Two weeks ago I visited Eva’s blog and found this poem titled “1:37am sleepless”. I was impressed and commented because it brought sights and sounds and movement alive for me through the way she worded it.  I am not a writer but have taken an interest in what a few writers are doing so I follow them. To make a long story short, Eva replied to my comment asking if I would try to illustrate her poem. The above is my attempt to do so.  Let me say, right up front, that I am not an illustrator. I rely heavily on what I see to create a drawing or painting. In preparation for this painting, I drew numerous figures. I had some figure drawings from my sessions of life drawing and I have several figure books. I had to come up with figures I saw in my mind when I read her poem so some of these have been fattened up. Two have tops from one pose and legs from another. I actually got the lady looking over her shoulder from turning and staring at myself in the mirror to see how my body twisted and how much of the side of her head I’d need to include. The yellow taxi that seems to be soaring in for a landing (incorrect perspective on that) happens to be what my Jetta looks like as I stare down its’ side from behind.  OK, the pre-drawings were done.

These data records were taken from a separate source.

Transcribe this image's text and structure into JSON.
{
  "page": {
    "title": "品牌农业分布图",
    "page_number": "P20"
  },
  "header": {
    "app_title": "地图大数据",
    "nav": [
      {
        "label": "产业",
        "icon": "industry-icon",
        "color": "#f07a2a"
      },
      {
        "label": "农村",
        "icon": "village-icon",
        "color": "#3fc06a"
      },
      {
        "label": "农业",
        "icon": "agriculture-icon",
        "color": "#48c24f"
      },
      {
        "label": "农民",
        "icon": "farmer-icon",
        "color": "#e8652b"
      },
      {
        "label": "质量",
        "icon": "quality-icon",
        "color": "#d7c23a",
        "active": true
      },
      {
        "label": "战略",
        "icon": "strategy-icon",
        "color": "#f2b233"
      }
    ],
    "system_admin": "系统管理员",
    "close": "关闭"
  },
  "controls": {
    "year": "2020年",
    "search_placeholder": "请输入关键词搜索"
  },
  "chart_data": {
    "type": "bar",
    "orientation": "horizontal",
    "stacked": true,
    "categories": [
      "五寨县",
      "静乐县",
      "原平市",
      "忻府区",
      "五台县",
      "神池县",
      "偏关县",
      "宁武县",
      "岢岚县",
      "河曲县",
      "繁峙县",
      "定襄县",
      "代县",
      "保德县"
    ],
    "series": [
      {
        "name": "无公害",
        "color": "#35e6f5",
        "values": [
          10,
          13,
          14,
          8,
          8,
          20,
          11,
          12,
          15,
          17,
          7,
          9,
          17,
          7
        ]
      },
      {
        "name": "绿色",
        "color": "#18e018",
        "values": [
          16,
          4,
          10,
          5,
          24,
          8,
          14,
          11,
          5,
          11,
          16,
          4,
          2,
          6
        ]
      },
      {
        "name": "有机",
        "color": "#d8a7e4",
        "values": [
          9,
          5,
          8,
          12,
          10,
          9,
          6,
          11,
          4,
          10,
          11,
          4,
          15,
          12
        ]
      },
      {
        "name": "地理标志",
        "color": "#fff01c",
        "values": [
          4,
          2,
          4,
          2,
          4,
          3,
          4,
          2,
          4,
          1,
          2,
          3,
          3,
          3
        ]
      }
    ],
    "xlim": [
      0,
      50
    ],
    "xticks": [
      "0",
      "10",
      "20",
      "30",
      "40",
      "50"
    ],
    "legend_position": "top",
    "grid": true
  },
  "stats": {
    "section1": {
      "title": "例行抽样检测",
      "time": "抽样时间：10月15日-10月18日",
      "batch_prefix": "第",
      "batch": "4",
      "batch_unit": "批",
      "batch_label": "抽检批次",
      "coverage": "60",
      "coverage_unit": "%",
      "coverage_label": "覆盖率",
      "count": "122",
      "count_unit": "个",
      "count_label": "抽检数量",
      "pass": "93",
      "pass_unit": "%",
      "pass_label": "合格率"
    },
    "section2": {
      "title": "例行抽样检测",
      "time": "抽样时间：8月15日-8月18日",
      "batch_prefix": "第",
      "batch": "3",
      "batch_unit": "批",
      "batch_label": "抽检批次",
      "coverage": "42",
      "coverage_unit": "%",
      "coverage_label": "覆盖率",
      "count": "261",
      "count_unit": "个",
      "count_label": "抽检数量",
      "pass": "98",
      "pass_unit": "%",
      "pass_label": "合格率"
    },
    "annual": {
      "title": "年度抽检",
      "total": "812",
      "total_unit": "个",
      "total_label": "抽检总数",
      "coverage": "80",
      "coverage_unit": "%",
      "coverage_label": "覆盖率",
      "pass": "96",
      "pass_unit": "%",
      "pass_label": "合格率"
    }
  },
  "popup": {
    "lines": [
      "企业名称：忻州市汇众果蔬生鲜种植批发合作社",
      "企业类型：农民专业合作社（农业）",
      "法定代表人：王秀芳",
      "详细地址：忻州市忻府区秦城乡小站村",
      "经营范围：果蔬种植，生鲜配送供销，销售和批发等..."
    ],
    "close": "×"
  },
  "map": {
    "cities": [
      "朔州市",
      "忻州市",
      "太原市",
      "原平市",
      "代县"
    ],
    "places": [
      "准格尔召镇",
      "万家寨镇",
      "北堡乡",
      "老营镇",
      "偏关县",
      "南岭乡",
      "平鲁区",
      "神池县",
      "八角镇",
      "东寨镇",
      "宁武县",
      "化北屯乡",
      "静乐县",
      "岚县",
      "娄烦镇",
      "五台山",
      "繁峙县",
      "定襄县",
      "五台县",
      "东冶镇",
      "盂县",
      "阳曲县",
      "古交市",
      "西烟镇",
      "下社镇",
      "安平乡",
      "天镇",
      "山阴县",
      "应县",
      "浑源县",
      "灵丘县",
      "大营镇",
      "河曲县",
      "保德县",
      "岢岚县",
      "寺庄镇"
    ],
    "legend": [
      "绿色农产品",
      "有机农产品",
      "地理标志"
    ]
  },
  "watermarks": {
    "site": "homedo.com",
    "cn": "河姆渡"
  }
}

Next I decided  how I wanted to lay it out. I hope I captured a viewpoint a little above the street. I chose to overlap the women leading one’s eye across the page in a serpentine manner and including a post in the background. The light source isn’t defined in the hopes that the yellow casts all around would suggest street lamplight. I tried to capture sadness in the little blonde woman in the foreground, the energy of the smoker swirling  her cigarette in the background, the clicking of heels with the blonde walking away and the taxi pick-ups with the woman reaching for the back door of the taxi starting to open for her. I tried to develop the personality of a lady of the evening in the facial expression of  the foreground lady in green.

I realised how little of streetlife I knew as I painted this. I’ve only seen these women featured in police documentaries on TV or seen fleeting pictures in photo magazines that accomplished photographers have taken.  This is pretty much the vision I had when I read Eva’s poem. There are things I wish I had done better and they would include more lost edges, more abstract look and a darker and more somber scene.  Next time! There is always something we wish we had captured a little better.

Thanks Eva!

Below are mini’s cropped from the above painting. I thought they were interesting. Click any of the images to enlarge.

My sister’s (Nancy Williams) book, Yoga Therapy for Every Special Child, is about to be released! Congratulations Nancy! I hope you reach out to many by sharing your program this year and in the years to come.

When Nancy began writing her book, she asked me to illustrate it. I drew and redrew to attempt to tailor my drawing skills to what she needed to best illustrate her text. This consisted of creating  simple line drawings of yoga poses to go along with her approach to yoga therapy for special children. I learned that I needed to push back self-expression and “draw out” the excess lines so the poses would be revealed in an easy illustration for the reader to assimilate.

For more on illustration check out Curious Crow’s new post on the subject.

June Malone has also talked about illustration.

Thank-you to Jay Bastian for his careful tutelage in Photoshop. Without these skills, I would not have known how to submit my drawings digitally.